Don’t worry if a couple of negative reviews turn up with the positive. A 2011 Lightspeed Research study found that only four percent of shoppers change their mind about a service after reading one bad review, and only 25 percent of consumers change their mind after reading two.
Plus, you can frequently turn bad reviews around by simply responding. A January 2011 Harris survey discovered that 33% of customers who received a response from a company after posting a negative review followed it up with a positive review, and 34% deleted their original post.
Print Ad and Tile Ad
Finally, as newspaper readership declines and more consumers get their news from the web and social media, online advertising may offer your agency additional bang for the marketing buck. While banner ads on your local paper’s website are an alternative worth exploring, sites like Facebook give you pinpoint targeting options that print and online publications cannot. Using Facebook, you can create and publish an ad yourself in minutes, and unlike traditional media, you can hand-select an audience most likely to respond to your message using the information Facebook users list about themselves, including zip code, age, gender, marital status, even hobbies, interests, and associations. A hyper-targeted ad means less waste, and Facebook provides detailed metrics that enable you to quickly test executions and adjust as needed during the campaign. Best of all, you can pay per click or impression, and set budgets by day or campaign. To make the process even easier, your carriers may provide you with resources to help you with online advertising. Progressive, for example, offers illustrated how-to guides on creating Facebook ads and contests on its agent marketing website.

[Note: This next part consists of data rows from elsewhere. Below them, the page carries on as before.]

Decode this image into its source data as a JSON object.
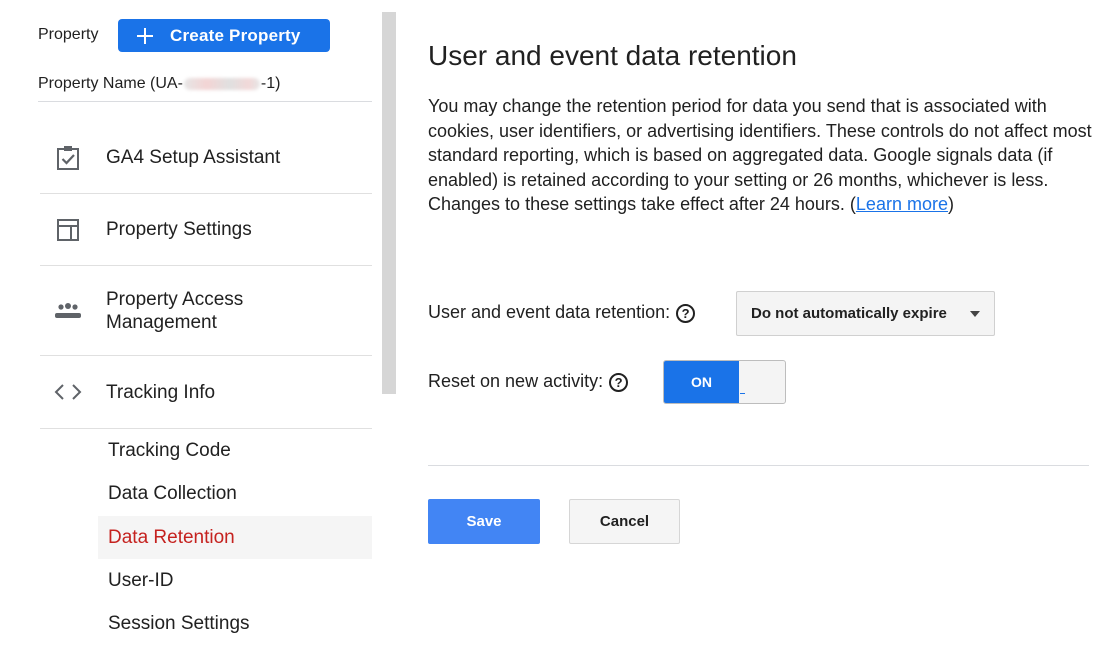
{
  "sidebar": {
    "property_label": "Property",
    "create_button_label": "Create Property",
    "property_name_prefix": "Property Name (UA-",
    "property_name_suffix": "-1)",
    "nav_items": [
      {
        "label": "GA4 Setup Assistant",
        "icon": "clipboard-check-icon"
      },
      {
        "label": "Property Settings",
        "icon": "layout-panel-icon"
      },
      {
        "label": "Property Access Management",
        "icon": "people-group-icon"
      },
      {
        "label": "Tracking Info",
        "icon": "code-brackets-icon"
      }
    ],
    "sub_items": [
      {
        "label": "Tracking Code"
      },
      {
        "label": "Data Collection"
      },
      {
        "label": "Data Retention",
        "active": true
      },
      {
        "label": "User-ID"
      },
      {
        "label": "Session Settings"
      }
    ]
  },
  "main": {
    "title": "User and event data retention",
    "description": "You may change the retention period for data you send that is associated with cookies, user identifiers, or advertising identifiers. These controls do not affect most standard reporting, which is based on aggregated data. Google signals data (if enabled) is retained according to your setting or 26 months, whichever is less. Changes to these settings take effect after 24 hours. (",
    "learn_more": "Learn more",
    "description_end": ")",
    "retention_label": "User and event data retention:",
    "retention_value": "Do not automatically expire",
    "reset_label": "Reset on new activity:",
    "reset_state": "ON",
    "help_glyph": "?",
    "save_label": "Save",
    "cancel_label": "Cancel"
  },
  "colors": {
    "accent": "#1a73e8",
    "save_button": "#4285f4",
    "active_item": "#c5221f"
  }
}
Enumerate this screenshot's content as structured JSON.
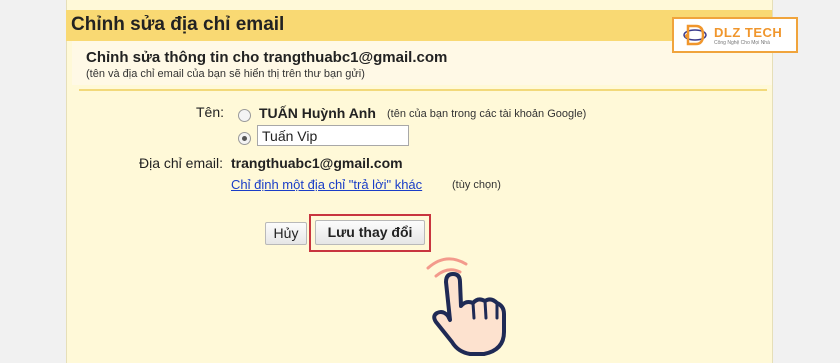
{
  "dialog": {
    "title": "Chỉnh sửa địa chỉ email",
    "subheading": "Chỉnh sửa thông tin cho trangthuabc1@gmail.com",
    "subnote": "(tên và địa chỉ email của bạn sẽ hiển thị trên thư bạn gửi)"
  },
  "name_field": {
    "label": "Tên:",
    "option_google_name": "TUẤN Huỳnh Anh",
    "option_google_note": "(tên của bạn trong các tài khoản Google)",
    "custom_value": "Tuấn Vip",
    "selected_option": "custom"
  },
  "email_field": {
    "label": "Địa chỉ email:",
    "value": "trangthuabc1@gmail.com",
    "reply_link": "Chỉ định một địa chỉ \"trả lời\" khác",
    "reply_note": "(tùy chọn)"
  },
  "buttons": {
    "cancel": "Hủy",
    "save": "Lưu thay đổi"
  },
  "watermark": {
    "brand": "DLZ TECH",
    "tagline": "Công Nghệ Cho Mọi Nhà",
    "color": "#f0962c"
  },
  "colors": {
    "title_bar": "#f9d973",
    "panel": "#fff9d8",
    "highlight": "#c8353f",
    "link": "#1a3dc7"
  }
}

It’s true that the market and the customer are evolving, but there are easy ways to apply what you already know to succeed in online marketing. You don’t need special skills or an expensive consultant to take the first steps forward; just a basic understanding of what’s out there, a willingness to explore, and a few trusted resources to help you along the way.
Editor’s Note: Please visit the ACT website (www.iiaba.net/act ) and click on the “Websites & Social Media” and “Sales & Marketing” links for additional articles, recorded webinars and resources to help agencies develop their digital marketing plans.
Matthew Marko is Marketing Manager for Progressive Insurance. He works to provide local marketing strategies, tools and co-branded collateral to help independent agencies grow their businesses. E-mail him at firstname.lastname@example.org . Matt prepared this article for ACT. For more information about ACT, contact Jeff Yates, ACT Executive Director at email@example.com . This article reflects the views of the author and should not be construed as an official statement by ACT.